medical help. Susheela Singh of the Alan Guttmacher Institute in New York
has studied clandestine abortion practices in Latin America. She says: "It's
really the poor person's method." The drug can cost as little as US$
0.35 and can often be purchased over the counter without a prescription.
Up to 75% of clandestine abortions in Brazil involve the medication. When
misoprostol is taken in isolation, it only causes an abortion about 40% of
the time. Studies have shown that in many cases, the pregnancy continues,
and the baby is born with birth defects: fused joints, growth retardation
and Möbius syndrome (paralysis of the
Impact on the Pro-Life/Pro-Choice conflict:
This development has the potential of changing the pro-life/pro-choice debate forever.
Methotrexate/Misoprostol, and/or the Mifepristone (RU486)/Misoprostol
combination will probably become widely used in North American. Abortion will
eventually become a very private act in North America, between a woman and her physician.
It has become so in many European countries. Pregnancies can be terminated when the fetus
is only a small speck; a piece of undifferentiated tissue.
This method is almost immune to attack by pro-live advocates. They will be faced with
picketing every physician's office rather than a relatively small number of abortion
clinics. Pro-life groups will no longer be able to target those few physicians who
performed abortions in the past, because any doctor may choose to prescribe these pills.
This abortion method has the potential to drastically reduce both the number of surgical
abortions and the number of clinics that perform them.
One source indicated that a pro-life group has sent threatening faxes to
abortion researchers and have picketed their officers. 1 But that seems to be the only
options open to them.
Elinor Burkett, "The Right Women: A Journey Through the Heart of Conservative
America" Simon & Schuster (1998) You
can read reviews of this book and/or safely order it from the Amazon.com
Excerpt reprinted in the Utne Reader, as "The Last Abortion",
1998-MAY/JUN, Page 80, 81, 109 & 110.
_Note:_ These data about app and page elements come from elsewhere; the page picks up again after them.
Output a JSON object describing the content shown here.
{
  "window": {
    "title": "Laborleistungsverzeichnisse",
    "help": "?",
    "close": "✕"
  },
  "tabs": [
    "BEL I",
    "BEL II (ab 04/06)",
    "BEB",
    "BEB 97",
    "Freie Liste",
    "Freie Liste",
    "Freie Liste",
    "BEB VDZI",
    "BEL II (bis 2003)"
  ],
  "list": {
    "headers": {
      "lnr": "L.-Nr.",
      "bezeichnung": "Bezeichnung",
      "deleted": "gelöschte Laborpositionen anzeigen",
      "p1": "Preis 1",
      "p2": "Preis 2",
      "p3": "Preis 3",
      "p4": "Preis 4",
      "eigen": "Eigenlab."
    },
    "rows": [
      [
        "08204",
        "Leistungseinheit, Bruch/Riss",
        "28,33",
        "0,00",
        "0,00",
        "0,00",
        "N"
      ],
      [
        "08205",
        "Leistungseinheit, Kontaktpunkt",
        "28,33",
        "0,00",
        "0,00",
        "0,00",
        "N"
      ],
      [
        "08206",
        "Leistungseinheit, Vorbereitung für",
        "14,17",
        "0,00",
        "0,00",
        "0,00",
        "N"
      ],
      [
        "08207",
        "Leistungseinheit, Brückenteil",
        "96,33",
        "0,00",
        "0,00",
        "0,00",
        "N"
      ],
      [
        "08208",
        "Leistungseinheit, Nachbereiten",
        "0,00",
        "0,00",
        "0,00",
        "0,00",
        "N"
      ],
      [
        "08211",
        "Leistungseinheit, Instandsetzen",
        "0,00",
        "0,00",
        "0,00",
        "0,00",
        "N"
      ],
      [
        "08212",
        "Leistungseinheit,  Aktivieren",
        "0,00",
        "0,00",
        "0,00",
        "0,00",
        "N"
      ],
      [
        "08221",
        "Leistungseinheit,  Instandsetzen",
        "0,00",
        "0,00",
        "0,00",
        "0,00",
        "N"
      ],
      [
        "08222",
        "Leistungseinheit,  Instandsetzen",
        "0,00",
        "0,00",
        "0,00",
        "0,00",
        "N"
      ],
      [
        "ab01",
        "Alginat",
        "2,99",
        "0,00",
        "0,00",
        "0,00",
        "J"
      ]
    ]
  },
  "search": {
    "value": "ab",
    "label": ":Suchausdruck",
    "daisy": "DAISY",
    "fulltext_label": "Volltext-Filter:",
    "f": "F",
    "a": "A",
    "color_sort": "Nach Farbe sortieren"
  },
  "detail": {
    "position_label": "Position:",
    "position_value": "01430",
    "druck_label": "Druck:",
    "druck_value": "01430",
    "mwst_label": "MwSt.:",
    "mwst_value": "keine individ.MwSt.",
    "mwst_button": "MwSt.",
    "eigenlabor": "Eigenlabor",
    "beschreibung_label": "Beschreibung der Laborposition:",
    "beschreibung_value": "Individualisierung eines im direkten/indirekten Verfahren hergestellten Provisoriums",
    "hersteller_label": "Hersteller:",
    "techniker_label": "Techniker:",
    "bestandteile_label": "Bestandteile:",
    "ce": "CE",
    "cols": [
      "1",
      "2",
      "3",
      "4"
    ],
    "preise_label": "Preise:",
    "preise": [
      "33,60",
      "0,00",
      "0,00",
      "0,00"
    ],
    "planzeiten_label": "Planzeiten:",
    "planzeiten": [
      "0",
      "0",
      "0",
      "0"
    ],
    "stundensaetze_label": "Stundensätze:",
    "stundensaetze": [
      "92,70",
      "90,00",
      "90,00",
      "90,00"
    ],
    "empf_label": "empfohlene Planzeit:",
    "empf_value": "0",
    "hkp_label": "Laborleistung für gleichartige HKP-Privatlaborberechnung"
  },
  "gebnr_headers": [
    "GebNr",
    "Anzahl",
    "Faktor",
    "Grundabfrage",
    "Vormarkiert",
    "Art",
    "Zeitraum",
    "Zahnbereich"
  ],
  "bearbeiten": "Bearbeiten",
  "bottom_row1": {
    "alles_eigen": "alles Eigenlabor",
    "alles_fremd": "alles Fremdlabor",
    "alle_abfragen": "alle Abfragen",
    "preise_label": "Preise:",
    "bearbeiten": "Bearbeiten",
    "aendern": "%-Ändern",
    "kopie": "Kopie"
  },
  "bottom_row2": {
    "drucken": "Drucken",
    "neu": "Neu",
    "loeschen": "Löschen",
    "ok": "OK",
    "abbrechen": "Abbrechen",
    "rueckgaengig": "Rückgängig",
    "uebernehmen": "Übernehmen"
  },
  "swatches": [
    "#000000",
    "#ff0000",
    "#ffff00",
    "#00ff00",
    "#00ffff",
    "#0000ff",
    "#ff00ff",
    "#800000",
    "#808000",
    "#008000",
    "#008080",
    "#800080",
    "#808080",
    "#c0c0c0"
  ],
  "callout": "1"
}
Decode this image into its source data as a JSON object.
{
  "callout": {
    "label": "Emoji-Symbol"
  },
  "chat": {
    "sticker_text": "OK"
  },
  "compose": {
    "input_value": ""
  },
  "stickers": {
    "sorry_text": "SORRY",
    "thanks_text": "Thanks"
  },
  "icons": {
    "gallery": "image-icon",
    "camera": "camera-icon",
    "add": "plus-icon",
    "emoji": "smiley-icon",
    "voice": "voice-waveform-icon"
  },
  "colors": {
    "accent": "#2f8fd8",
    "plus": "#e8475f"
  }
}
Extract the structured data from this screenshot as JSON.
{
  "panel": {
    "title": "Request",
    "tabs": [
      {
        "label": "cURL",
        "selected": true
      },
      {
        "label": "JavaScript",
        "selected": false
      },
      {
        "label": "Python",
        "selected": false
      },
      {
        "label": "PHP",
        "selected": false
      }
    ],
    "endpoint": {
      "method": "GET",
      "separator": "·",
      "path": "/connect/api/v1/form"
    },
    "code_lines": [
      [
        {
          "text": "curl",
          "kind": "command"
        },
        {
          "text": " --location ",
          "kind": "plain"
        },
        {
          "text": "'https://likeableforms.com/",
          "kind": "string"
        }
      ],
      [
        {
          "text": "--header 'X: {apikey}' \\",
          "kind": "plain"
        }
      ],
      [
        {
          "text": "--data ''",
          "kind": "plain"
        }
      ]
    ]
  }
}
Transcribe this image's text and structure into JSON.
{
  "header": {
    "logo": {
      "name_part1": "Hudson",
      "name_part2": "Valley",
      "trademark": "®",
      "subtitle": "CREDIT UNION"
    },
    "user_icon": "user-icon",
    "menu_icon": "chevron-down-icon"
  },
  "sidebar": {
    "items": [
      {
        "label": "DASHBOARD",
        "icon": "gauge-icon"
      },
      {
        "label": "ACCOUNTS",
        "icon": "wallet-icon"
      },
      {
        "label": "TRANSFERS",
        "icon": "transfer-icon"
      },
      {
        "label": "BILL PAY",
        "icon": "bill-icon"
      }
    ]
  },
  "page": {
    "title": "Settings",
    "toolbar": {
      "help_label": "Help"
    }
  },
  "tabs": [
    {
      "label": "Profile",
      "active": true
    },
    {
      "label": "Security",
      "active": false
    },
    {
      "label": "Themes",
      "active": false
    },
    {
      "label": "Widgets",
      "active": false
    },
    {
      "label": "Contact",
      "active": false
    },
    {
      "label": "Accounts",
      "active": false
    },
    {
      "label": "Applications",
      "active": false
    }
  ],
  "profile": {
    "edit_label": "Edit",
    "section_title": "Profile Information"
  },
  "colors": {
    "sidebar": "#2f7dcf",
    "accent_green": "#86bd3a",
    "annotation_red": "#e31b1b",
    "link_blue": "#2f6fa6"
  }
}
L.E. Ferris, A.S.H. Basinski, "Medical abortion: What does the research tell
us?," Canadian Medical Association Journal 1996; 154: Pages 185-187. Available
R. B. Whitney, M.D. at: http://www.drwhitney.com/
FactSheet, "Medical abortion using methotrexate and misoprostol,"
Planned Parenthood of the Columbia/Willamette home page, Portland OR, at: http://www.ppcw.org/
"Non-Surgical Abortion Procedures," Reproductive Health & Rights
Center, at: http://www.choice.org/
Richard U. Hausknecht, "Methotrexate and Misoprostol to Terminate Early
Pregnancy," The New England Journal of Medicine, 1995-AUG-31, Vol.333, No. 9
"First Trimester Abortion Options," The Reproductive Rights
Network/Boston at: www.abortionaccess.org
"Methotrexate May Offer New Abortion Method," Feminist Majority
Foundation, at: http://www.feminist.org/
Sue Widemark, "The Cancer Meds for Abortion - Is it a Safe Abortion?,"
Catholic Information Network at: http://www.cin.org/
Ron Nissimov, "Cancer drug to be tested in abortions," Houston
Chronicle, Houston TX, 1997-JAN-2
"Planned Parenthood to test drug-induced abortions," CNN Interactive,
1996-SEP-12, at: http://www.cnn.com/
Stephanie Thomson, "3 women and their nonsurgical abortions," Seattle
Times, Seattle WA, 1996-SEP-18, http://www.seattletimes.com/
Babies," Human Life International, at:
Sylvia Pagán Westphal, "Birth defects caused by ulcer drug abortions,"
"Misoprostol not FDA approved for use on pregnant women," Covenant
News, 2000-OCT-13 at:
Copyright © 1999 to 2004 incl., by Ontario Consultants
on Religious Tolerance
Latest update: 2004-MAR-10
Author: B.A. Robinson